_What needs to be done_
Reproduce all of the entries below exactly, without images.

The data START

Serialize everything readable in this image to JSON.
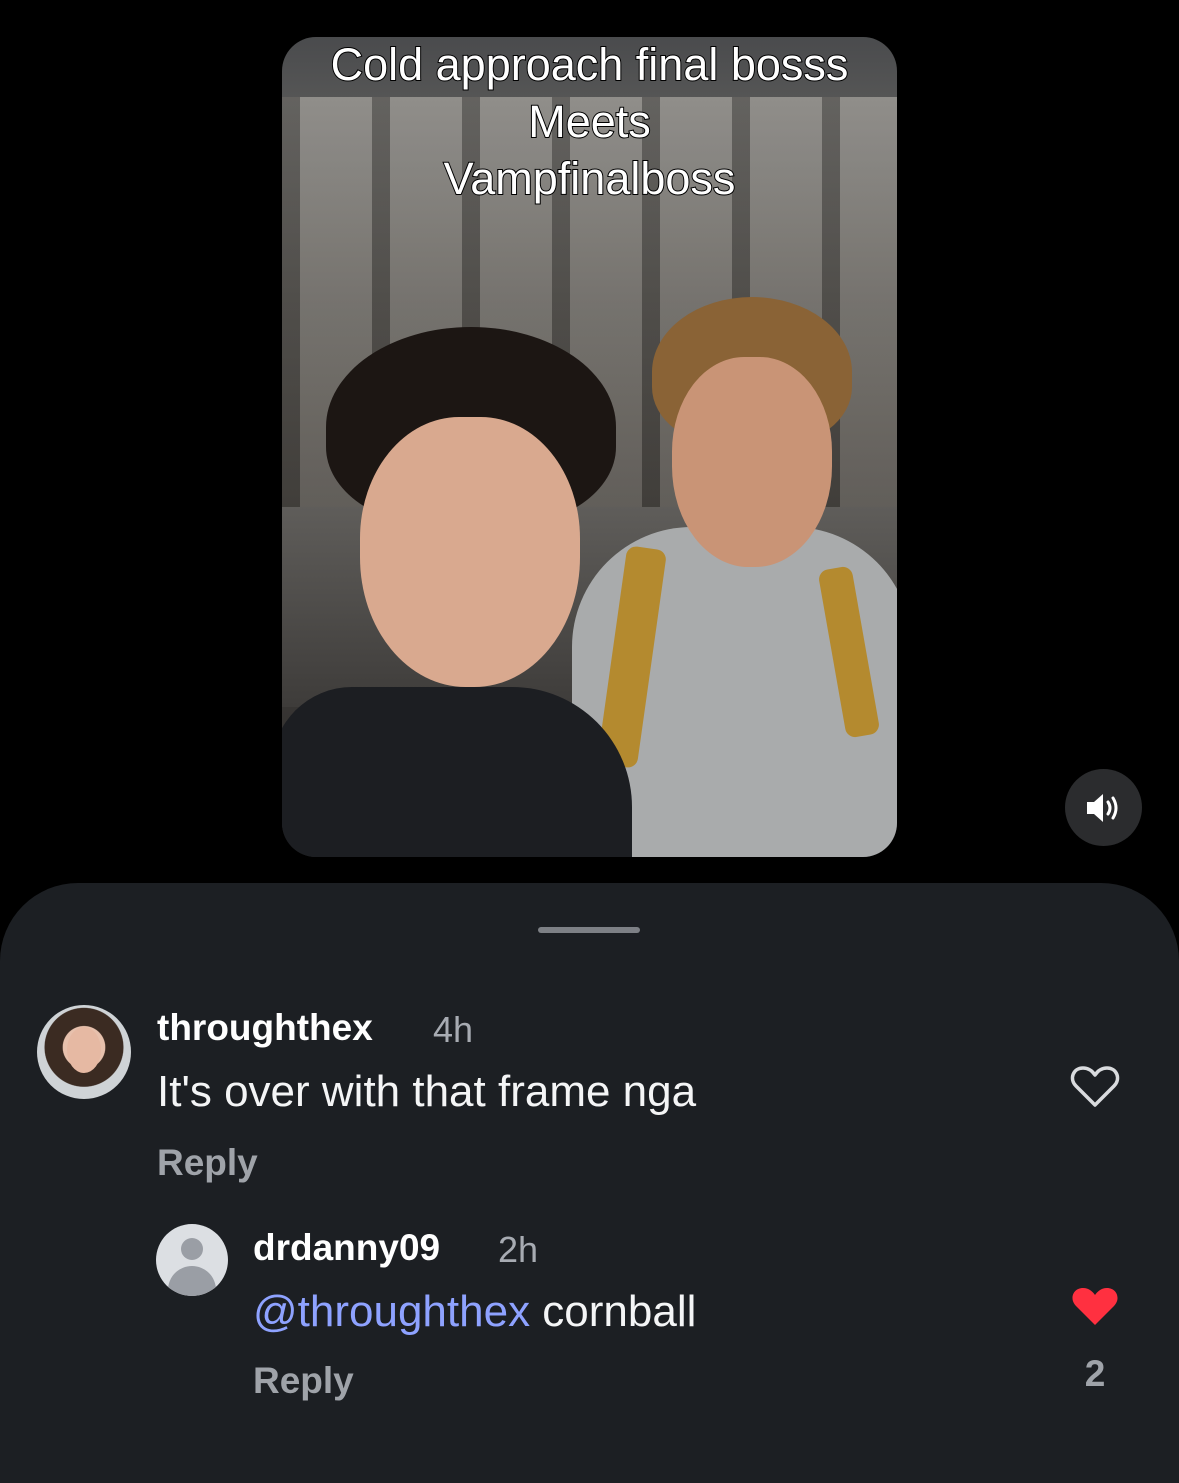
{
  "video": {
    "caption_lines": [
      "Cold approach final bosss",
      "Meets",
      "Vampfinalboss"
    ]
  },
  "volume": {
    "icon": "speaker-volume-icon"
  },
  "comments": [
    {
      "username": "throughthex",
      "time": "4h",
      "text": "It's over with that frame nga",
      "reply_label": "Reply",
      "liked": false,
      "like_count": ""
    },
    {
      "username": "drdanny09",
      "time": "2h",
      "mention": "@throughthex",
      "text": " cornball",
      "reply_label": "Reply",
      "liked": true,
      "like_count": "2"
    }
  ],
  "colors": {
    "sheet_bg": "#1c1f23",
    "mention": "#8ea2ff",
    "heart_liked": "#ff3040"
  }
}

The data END

_Response to this exercise_
Serialize everything readable in this image to JSON.
{
  "video": {
    "caption_lines": [
      "Cold approach final bosss",
      "Meets",
      "Vampfinalboss"
    ]
  },
  "volume": {
    "icon": "speaker-volume-icon"
  },
  "comments": [
    {
      "username": "throughthex",
      "time": "4h",
      "text": "It's over with that frame nga",
      "reply_label": "Reply",
      "liked": false,
      "like_count": ""
    },
    {
      "username": "drdanny09",
      "time": "2h",
      "mention": "@throughthex",
      "text": " cornball",
      "reply_label": "Reply",
      "liked": true,
      "like_count": "2"
    }
  ],
  "colors": {
    "sheet_bg": "#1c1f23",
    "mention": "#8ea2ff",
    "heart_liked": "#ff3040"
  }
}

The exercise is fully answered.